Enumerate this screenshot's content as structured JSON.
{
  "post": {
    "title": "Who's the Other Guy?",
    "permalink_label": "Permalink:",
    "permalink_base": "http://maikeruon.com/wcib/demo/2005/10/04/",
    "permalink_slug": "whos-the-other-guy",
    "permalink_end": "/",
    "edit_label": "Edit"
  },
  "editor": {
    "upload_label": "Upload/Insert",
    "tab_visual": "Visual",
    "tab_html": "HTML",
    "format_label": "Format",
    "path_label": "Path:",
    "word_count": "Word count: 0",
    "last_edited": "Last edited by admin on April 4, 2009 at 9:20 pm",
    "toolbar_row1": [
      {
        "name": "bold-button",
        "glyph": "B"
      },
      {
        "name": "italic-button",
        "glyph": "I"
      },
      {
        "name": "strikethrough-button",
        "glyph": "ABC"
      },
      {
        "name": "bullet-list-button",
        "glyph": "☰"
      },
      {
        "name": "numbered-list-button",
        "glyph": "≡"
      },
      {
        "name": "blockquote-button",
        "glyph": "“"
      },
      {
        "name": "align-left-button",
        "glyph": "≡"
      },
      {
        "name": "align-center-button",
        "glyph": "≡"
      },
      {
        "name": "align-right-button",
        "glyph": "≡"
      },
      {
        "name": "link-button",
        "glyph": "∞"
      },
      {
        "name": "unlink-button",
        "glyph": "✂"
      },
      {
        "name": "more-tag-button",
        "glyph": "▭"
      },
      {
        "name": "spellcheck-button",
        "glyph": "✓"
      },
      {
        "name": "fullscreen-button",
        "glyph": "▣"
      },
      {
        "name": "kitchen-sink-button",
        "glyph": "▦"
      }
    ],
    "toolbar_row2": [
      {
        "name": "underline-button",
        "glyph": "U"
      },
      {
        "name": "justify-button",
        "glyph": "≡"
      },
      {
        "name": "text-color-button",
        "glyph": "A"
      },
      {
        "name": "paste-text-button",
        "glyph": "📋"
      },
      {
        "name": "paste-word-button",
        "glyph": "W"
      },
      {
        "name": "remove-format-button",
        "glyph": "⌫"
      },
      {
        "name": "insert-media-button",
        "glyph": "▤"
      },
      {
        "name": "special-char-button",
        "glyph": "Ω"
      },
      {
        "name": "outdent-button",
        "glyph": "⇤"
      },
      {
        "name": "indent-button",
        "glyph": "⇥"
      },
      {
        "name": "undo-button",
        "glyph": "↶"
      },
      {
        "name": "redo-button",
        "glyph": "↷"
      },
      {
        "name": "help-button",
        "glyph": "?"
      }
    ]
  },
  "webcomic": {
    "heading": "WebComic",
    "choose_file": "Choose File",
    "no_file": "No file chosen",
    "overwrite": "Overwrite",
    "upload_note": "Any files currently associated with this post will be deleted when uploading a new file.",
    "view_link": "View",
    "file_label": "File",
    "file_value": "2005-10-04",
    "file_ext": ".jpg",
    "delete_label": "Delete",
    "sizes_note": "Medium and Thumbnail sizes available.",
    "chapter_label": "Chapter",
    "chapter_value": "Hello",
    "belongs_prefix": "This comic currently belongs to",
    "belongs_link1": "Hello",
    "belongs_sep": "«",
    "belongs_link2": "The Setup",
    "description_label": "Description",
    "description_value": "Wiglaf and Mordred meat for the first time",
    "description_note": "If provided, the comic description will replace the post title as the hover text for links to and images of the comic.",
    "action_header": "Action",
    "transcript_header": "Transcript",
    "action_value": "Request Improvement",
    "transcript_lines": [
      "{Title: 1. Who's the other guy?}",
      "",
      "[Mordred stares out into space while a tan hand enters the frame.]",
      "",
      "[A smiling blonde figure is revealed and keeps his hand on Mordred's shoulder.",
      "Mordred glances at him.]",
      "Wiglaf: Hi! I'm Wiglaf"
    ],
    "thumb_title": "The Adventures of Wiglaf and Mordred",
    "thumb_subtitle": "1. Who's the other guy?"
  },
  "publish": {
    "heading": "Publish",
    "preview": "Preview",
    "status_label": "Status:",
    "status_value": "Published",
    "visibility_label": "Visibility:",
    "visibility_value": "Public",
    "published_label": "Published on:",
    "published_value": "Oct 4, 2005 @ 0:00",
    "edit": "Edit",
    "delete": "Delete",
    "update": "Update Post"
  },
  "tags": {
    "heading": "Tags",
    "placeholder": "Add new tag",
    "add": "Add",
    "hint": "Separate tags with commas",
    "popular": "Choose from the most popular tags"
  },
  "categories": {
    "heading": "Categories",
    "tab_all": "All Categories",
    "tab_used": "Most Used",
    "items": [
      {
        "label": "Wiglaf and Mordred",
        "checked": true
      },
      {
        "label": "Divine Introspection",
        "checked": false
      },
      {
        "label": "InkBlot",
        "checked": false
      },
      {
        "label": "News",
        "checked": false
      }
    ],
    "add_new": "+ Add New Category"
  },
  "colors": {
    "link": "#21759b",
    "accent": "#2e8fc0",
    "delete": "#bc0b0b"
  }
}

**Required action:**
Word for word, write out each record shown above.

**Response:**
Enumerate this screenshot's content as structured JSON.
{
  "post": {
    "title": "Who's the Other Guy?",
    "permalink_label": "Permalink:",
    "permalink_base": "http://maikeruon.com/wcib/demo/2005/10/04/",
    "permalink_slug": "whos-the-other-guy",
    "permalink_end": "/",
    "edit_label": "Edit"
  },
  "editor": {
    "upload_label": "Upload/Insert",
    "tab_visual": "Visual",
    "tab_html": "HTML",
    "format_label": "Format",
    "path_label": "Path:",
    "word_count": "Word count: 0",
    "last_edited": "Last edited by admin on April 4, 2009 at 9:20 pm",
    "toolbar_row1": [
      {
        "name": "bold-button",
        "glyph": "B"
      },
      {
        "name": "italic-button",
        "glyph": "I"
      },
      {
        "name": "strikethrough-button",
        "glyph": "ABC"
      },
      {
        "name": "bullet-list-button",
        "glyph": "☰"
      },
      {
        "name": "numbered-list-button",
        "glyph": "≡"
      },
      {
        "name": "blockquote-button",
        "glyph": "“"
      },
      {
        "name": "align-left-button",
        "glyph": "≡"
      },
      {
        "name": "align-center-button",
        "glyph": "≡"
      },
      {
        "name": "align-right-button",
        "glyph": "≡"
      },
      {
        "name": "link-button",
        "glyph": "∞"
      },
      {
        "name": "unlink-button",
        "glyph": "✂"
      },
      {
        "name": "more-tag-button",
        "glyph": "▭"
      },
      {
        "name": "spellcheck-button",
        "glyph": "✓"
      },
      {
        "name": "fullscreen-button",
        "glyph": "▣"
      },
      {
        "name": "kitchen-sink-button",
        "glyph": "▦"
      }
    ],
    "toolbar_row2": [
      {
        "name": "underline-button",
        "glyph": "U"
      },
      {
        "name": "justify-button",
        "glyph": "≡"
      },
      {
        "name": "text-color-button",
        "glyph": "A"
      },
      {
        "name": "paste-text-button",
        "glyph": "📋"
      },
      {
        "name": "paste-word-button",
        "glyph": "W"
      },
      {
        "name": "remove-format-button",
        "glyph": "⌫"
      },
      {
        "name": "insert-media-button",
        "glyph": "▤"
      },
      {
        "name": "special-char-button",
        "glyph": "Ω"
      },
      {
        "name": "outdent-button",
        "glyph": "⇤"
      },
      {
        "name": "indent-button",
        "glyph": "⇥"
      },
      {
        "name": "undo-button",
        "glyph": "↶"
      },
      {
        "name": "redo-button",
        "glyph": "↷"
      },
      {
        "name": "help-button",
        "glyph": "?"
      }
    ]
  },
  "webcomic": {
    "heading": "WebComic",
    "choose_file": "Choose File",
    "no_file": "No file chosen",
    "overwrite": "Overwrite",
    "upload_note": "Any files currently associated with this post will be deleted when uploading a new file.",
    "view_link": "View",
    "file_label": "File",
    "file_value": "2005-10-04",
    "file_ext": ".jpg",
    "delete_label": "Delete",
    "sizes_note": "Medium and Thumbnail sizes available.",
    "chapter_label": "Chapter",
    "chapter_value": "Hello",
    "belongs_prefix": "This comic currently belongs to",
    "belongs_link1": "Hello",
    "belongs_sep": "«",
    "belongs_link2": "The Setup",
    "description_label": "Description",
    "description_value": "Wiglaf and Mordred meat for the first time",
    "description_note": "If provided, the comic description will replace the post title as the hover text for links to and images of the comic.",
    "action_header": "Action",
    "transcript_header": "Transcript",
    "action_value": "Request Improvement",
    "transcript_lines": [
      "{Title: 1. Who's the other guy?}",
      "",
      "[Mordred stares out into space while a tan hand enters the frame.]",
      "",
      "[A smiling blonde figure is revealed and keeps his hand on Mordred's shoulder.",
      "Mordred glances at him.]",
      "Wiglaf: Hi! I'm Wiglaf"
    ],
    "thumb_title": "The Adventures of Wiglaf and Mordred",
    "thumb_subtitle": "1. Who's the other guy?"
  },
  "publish": {
    "heading": "Publish",
    "preview": "Preview",
    "status_label": "Status:",
    "status_value": "Published",
    "visibility_label": "Visibility:",
    "visibility_value": "Public",
    "published_label": "Published on:",
    "published_value": "Oct 4, 2005 @ 0:00",
    "edit": "Edit",
    "delete": "Delete",
    "update": "Update Post"
  },
  "tags": {
    "heading": "Tags",
    "placeholder": "Add new tag",
    "add": "Add",
    "hint": "Separate tags with commas",
    "popular": "Choose from the most popular tags"
  },
  "categories": {
    "heading": "Categories",
    "tab_all": "All Categories",
    "tab_used": "Most Used",
    "items": [
      {
        "label": "Wiglaf and Mordred",
        "checked": true
      },
      {
        "label": "Divine Introspection",
        "checked": false
      },
      {
        "label": "InkBlot",
        "checked": false
      },
      {
        "label": "News",
        "checked": false
      }
    ],
    "add_new": "+ Add New Category"
  },
  "colors": {
    "link": "#21759b",
    "accent": "#2e8fc0",
    "delete": "#bc0b0b"
  }
}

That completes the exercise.